Ashley Milne-Tyte: Laid-off Bear employees will be joining a labor pool already packed with thousands of casualties from the credit crunch. Alan Johnson runs a compensation consulting firm in New York.
Alan Johnson: Wall Street is on net getting rid of people, so they're doing relatively little hiring. So, with the people leaving Bear and other places, it's a pretty bleak hiring environment for them.
Others are more optimistic. Eric Moscowitz is with Options Group, an executive search firm. He says Bear Stearns workers are highly regarded within their industry. And some hedge funds and smaller banks are ready to snap them up.
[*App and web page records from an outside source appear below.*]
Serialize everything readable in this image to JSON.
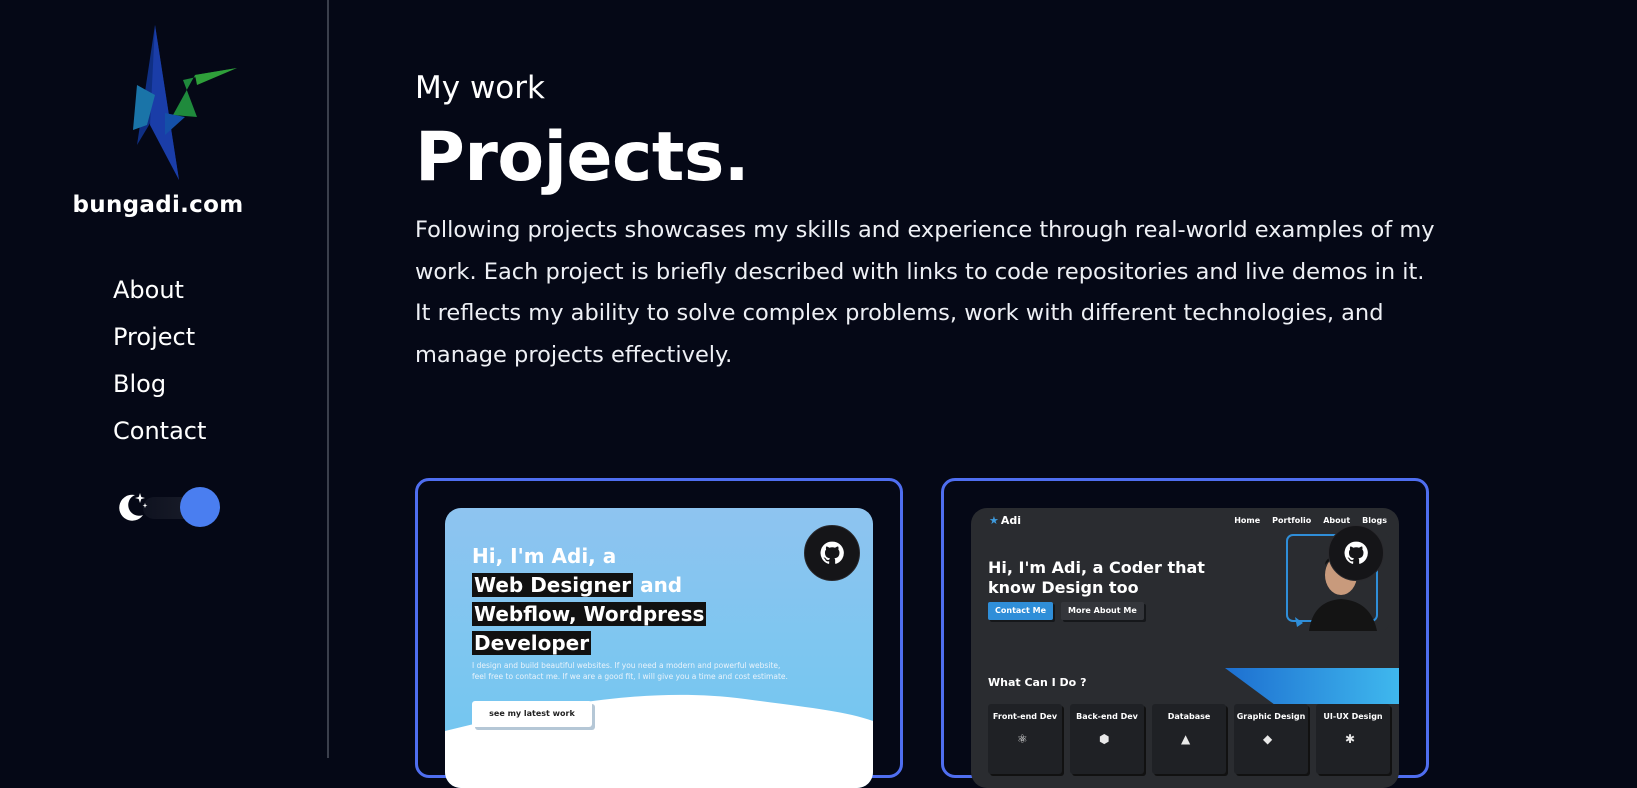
{
  "sidebar": {
    "brand": "bungadi.com",
    "nav": [
      "About",
      "Project",
      "Blog",
      "Contact"
    ],
    "theme_toggle": {
      "icon": "moon-stars-icon",
      "state": "dark"
    }
  },
  "header": {
    "eyebrow": "My work",
    "title": "Projects.",
    "description": "Following projects showcases my skills and experience through real-world examples of my work. Each project is briefly described with links to code repositories and live demos in it. It reflects my ability to solve complex problems, work with different technologies, and manage projects effectively."
  },
  "colors": {
    "background": "#050816",
    "accent": "#4f6ef0",
    "toggle_knob": "#4a7ef0"
  },
  "projects": [
    {
      "link_icon": "github-icon",
      "preview": {
        "headline_1": "Hi, I'm Adi, a",
        "headline_highlight_1": "Web Designer",
        "headline_2": " and",
        "headline_highlight_2": "Webflow, Wordpress",
        "headline_highlight_3": "Developer",
        "body": "I design and build beautiful websites. If you need a modern and powerful website, feel free to contact me. If we are a good fit, I will give you a time and cost estimate.",
        "button": "see my latest work"
      }
    },
    {
      "link_icon": "github-icon",
      "preview": {
        "brand": "Adi",
        "nav": [
          "Home",
          "Portfolio",
          "About",
          "Blogs"
        ],
        "headline": "Hi, I'm Adi, a Coder that know Design too",
        "buttons": [
          "Contact Me",
          "More About Me"
        ],
        "section_title": "What Can I Do ?",
        "skills": [
          "Front-end Dev",
          "Back-end Dev",
          "Database",
          "Graphic Design",
          "UI-UX Design"
        ]
      }
    }
  ]
}
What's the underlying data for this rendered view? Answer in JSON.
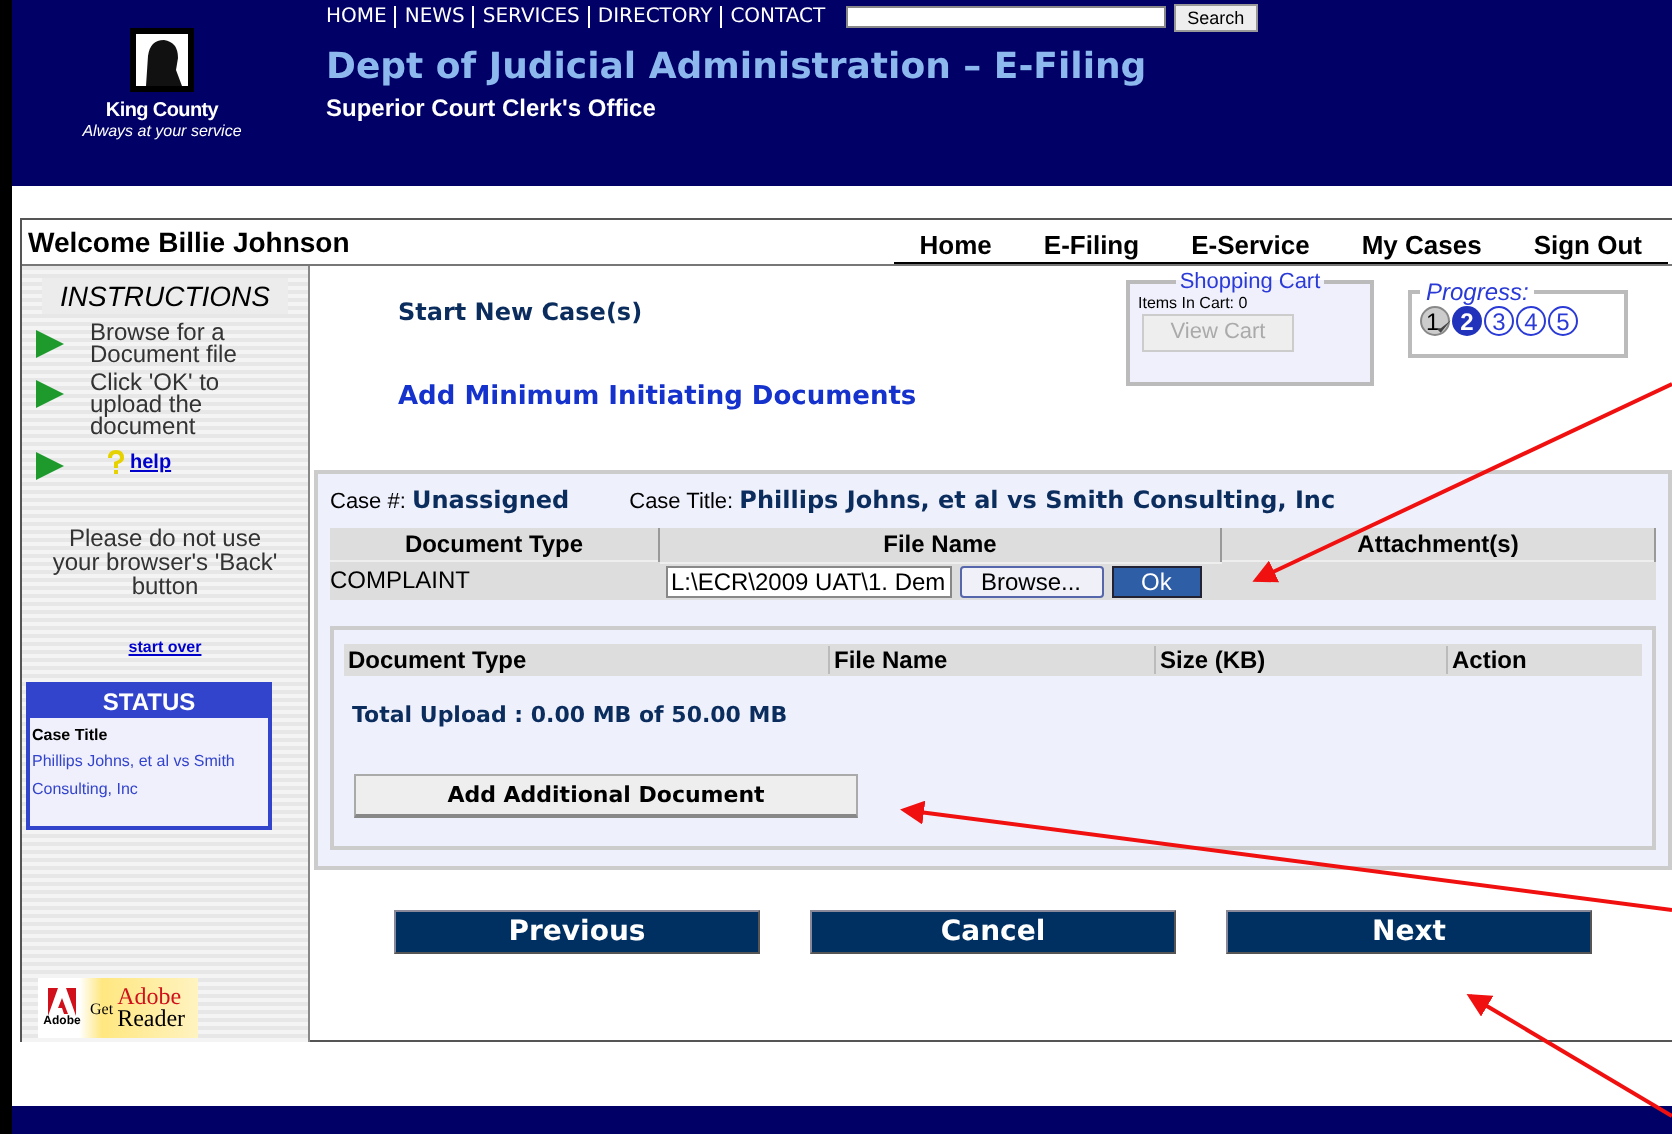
{
  "header": {
    "logo_name": "King County",
    "logo_tagline": "Always at your service",
    "top_nav": [
      "HOME",
      "NEWS",
      "SERVICES",
      "DIRECTORY",
      "CONTACT"
    ],
    "search_button": "Search",
    "title": "Dept of Judicial Administration – E-Filing",
    "subtitle": "Superior Court Clerk's Office"
  },
  "welcome": "Welcome Billie Johnson",
  "main_nav": [
    "Home",
    "E-Filing",
    "E-Service",
    "My Cases",
    "Sign Out"
  ],
  "instructions": {
    "title": "INSTRUCTIONS",
    "steps": [
      {
        "kind": "text",
        "text": "Browse for a Document file"
      },
      {
        "kind": "text",
        "text": "Click 'OK' to upload the document"
      },
      {
        "kind": "link",
        "text": "help"
      }
    ],
    "warning": "Please do not use your browser's 'Back' button",
    "start_over": "start over"
  },
  "status": {
    "title": "STATUS",
    "label": "Case Title",
    "value": "Phillips Johns, et al vs Smith Consulting, Inc"
  },
  "adobe": {
    "brand": "Adobe",
    "get": "Get",
    "product_1": "Adobe",
    "product_2": "Reader"
  },
  "page_title": "Start New Case(s)",
  "section_title": "Add Minimum Initiating Documents",
  "cart": {
    "title": "Shopping Cart",
    "items": "Items In Cart: 0",
    "button": "View Cart",
    "disabled": true
  },
  "progress": {
    "title": "Progress:",
    "steps": [
      {
        "label": "1",
        "completed": true,
        "selected": false
      },
      {
        "label": "2",
        "completed": false,
        "selected": true
      },
      {
        "label": "3",
        "completed": false,
        "selected": false
      },
      {
        "label": "4",
        "completed": false,
        "selected": false
      },
      {
        "label": "5",
        "completed": false,
        "selected": false
      }
    ]
  },
  "case": {
    "number_label": "Case #:",
    "number": "Unassigned",
    "title_label": "Case Title:",
    "title": "Phillips Johns, et al vs Smith Consulting, Inc"
  },
  "upload_table": {
    "columns": [
      "Document Type",
      "File Name",
      "Attachment(s)"
    ],
    "rows": [
      {
        "document_type": "COMPLAINT",
        "file_value": "L:\\ECR\\2009 UAT\\1. Dem",
        "browse": "Browse...",
        "ok": "Ok"
      }
    ]
  },
  "documents_table": {
    "columns": [
      "Document Type",
      "File Name",
      "Size (KB)",
      "Action"
    ],
    "total": "Total Upload : 0.00 MB of 50.00 MB",
    "add_button": "Add Additional Document"
  },
  "buttons": [
    "Previous",
    "Cancel",
    "Next"
  ]
}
Eric Moscowitz: If a Bear Stearns employee can be picked up, so to speak, on the cheap, that is sometimes a very good time to pick up talent that can add immediately to a firm's balance sheet.
His firm receives 50 to 100 Bear Stearns resumes a day. He says candidates may have to wait months for the New York job market to pick up. But if they're willing to move abroad, there are plenty of opportunities. Sao Paulo anyone?
In New York, I'm Ashley Milne-Tyte for Marketplace.